* _INFORMATION_
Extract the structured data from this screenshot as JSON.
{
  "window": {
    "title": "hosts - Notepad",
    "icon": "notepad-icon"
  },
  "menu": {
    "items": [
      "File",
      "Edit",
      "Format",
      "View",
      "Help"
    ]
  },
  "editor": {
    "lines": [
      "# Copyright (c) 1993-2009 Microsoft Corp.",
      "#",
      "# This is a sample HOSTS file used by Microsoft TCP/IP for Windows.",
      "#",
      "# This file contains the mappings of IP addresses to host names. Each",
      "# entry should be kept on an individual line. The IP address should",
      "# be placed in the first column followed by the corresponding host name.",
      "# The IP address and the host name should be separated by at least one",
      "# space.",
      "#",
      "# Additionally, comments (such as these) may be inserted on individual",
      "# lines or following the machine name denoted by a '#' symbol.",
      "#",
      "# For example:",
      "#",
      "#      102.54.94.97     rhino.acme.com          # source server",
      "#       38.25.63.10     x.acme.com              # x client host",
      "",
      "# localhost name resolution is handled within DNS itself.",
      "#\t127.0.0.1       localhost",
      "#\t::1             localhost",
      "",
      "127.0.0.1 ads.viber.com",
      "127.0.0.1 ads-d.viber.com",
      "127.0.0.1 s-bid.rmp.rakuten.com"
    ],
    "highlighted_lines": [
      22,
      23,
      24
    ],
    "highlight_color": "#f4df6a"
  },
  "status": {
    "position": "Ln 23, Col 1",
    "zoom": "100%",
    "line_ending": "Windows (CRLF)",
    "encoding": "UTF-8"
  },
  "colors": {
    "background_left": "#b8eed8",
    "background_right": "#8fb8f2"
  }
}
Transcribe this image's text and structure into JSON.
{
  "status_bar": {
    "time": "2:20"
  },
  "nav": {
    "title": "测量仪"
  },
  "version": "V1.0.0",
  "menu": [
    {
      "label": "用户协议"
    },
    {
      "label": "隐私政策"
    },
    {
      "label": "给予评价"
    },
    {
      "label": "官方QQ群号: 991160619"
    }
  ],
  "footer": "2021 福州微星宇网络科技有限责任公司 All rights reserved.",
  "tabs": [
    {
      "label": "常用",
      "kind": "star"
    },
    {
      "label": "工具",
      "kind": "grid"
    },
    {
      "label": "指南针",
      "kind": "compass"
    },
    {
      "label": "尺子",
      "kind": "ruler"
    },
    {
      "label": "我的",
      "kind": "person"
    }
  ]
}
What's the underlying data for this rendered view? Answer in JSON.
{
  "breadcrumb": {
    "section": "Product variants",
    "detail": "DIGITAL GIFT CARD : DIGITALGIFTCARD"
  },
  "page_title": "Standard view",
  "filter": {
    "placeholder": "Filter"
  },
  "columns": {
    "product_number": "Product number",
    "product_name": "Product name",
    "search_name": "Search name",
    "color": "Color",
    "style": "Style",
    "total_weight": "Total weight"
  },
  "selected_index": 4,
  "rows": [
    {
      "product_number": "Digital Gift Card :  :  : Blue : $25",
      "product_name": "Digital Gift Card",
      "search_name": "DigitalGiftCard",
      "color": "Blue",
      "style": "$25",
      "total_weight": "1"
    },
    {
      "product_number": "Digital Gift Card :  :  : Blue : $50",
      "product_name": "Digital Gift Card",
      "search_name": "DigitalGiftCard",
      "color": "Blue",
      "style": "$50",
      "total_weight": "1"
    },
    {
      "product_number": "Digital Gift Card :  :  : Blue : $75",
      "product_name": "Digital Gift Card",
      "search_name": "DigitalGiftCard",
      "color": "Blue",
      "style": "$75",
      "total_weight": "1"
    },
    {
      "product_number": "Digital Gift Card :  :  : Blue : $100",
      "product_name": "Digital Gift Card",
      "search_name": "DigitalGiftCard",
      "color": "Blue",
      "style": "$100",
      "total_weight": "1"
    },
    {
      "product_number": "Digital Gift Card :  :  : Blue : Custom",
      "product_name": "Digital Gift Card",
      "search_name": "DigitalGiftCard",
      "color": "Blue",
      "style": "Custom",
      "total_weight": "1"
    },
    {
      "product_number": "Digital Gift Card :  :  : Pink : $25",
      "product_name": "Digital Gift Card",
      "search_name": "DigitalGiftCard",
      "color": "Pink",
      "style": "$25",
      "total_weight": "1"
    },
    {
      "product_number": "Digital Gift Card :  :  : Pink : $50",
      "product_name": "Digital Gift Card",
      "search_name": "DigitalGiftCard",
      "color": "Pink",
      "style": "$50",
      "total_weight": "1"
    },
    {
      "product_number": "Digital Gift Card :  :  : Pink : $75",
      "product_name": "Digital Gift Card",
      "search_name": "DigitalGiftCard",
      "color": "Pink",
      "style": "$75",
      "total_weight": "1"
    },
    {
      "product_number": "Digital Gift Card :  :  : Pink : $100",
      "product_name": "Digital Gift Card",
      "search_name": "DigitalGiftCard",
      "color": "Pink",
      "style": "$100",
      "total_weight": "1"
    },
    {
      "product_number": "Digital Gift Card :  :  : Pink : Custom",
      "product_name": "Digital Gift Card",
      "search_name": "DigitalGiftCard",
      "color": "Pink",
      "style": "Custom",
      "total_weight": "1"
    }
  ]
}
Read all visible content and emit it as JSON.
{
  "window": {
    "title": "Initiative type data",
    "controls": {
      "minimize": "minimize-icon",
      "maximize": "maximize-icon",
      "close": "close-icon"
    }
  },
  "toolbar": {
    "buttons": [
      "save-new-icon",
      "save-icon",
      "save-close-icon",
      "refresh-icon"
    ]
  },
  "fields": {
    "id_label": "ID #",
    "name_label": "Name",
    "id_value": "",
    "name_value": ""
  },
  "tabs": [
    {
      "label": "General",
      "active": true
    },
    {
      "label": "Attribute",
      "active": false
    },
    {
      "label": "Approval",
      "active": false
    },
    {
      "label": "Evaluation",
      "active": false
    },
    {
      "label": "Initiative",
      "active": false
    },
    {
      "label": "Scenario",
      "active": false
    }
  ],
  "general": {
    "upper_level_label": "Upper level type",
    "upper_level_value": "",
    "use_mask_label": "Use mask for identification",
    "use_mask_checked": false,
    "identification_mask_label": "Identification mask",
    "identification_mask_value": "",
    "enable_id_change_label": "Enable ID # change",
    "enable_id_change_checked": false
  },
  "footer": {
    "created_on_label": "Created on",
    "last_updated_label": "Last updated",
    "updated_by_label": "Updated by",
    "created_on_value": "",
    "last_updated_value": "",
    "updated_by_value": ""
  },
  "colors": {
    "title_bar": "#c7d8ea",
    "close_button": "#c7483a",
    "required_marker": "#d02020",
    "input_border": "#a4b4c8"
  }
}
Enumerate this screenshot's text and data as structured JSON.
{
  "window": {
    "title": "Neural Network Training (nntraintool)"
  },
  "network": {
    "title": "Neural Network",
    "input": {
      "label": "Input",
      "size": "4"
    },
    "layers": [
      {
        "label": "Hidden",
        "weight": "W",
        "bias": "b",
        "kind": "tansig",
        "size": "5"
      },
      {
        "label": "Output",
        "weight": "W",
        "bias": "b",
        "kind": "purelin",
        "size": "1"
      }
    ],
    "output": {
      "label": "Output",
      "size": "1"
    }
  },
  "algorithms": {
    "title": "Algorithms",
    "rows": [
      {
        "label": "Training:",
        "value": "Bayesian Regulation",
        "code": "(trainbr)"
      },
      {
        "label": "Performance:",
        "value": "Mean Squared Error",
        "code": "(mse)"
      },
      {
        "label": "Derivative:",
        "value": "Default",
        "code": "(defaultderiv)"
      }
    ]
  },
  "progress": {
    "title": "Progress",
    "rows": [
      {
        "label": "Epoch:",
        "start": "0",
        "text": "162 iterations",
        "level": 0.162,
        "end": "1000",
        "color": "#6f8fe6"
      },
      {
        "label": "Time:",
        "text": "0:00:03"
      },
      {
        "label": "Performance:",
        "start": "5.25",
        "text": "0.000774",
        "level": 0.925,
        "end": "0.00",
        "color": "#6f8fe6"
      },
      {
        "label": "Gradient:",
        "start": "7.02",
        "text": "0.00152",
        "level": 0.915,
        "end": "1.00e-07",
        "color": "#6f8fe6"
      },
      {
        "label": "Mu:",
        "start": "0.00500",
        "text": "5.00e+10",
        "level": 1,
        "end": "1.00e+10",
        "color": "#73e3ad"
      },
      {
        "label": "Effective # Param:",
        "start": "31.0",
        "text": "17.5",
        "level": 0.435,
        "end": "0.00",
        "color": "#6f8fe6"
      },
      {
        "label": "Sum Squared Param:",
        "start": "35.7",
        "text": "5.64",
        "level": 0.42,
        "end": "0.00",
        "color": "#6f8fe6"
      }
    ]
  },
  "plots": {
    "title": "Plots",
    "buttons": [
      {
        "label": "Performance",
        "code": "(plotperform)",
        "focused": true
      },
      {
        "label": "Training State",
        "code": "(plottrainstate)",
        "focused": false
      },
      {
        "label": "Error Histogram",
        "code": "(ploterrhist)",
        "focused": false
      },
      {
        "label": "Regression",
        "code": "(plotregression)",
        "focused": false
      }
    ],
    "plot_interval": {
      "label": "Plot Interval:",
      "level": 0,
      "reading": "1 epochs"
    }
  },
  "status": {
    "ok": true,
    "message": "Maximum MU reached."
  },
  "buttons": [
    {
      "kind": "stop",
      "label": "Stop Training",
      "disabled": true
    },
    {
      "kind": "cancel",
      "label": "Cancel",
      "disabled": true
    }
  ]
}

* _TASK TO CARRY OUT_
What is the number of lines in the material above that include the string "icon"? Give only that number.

* _ANSWER FOR THE TASK_
8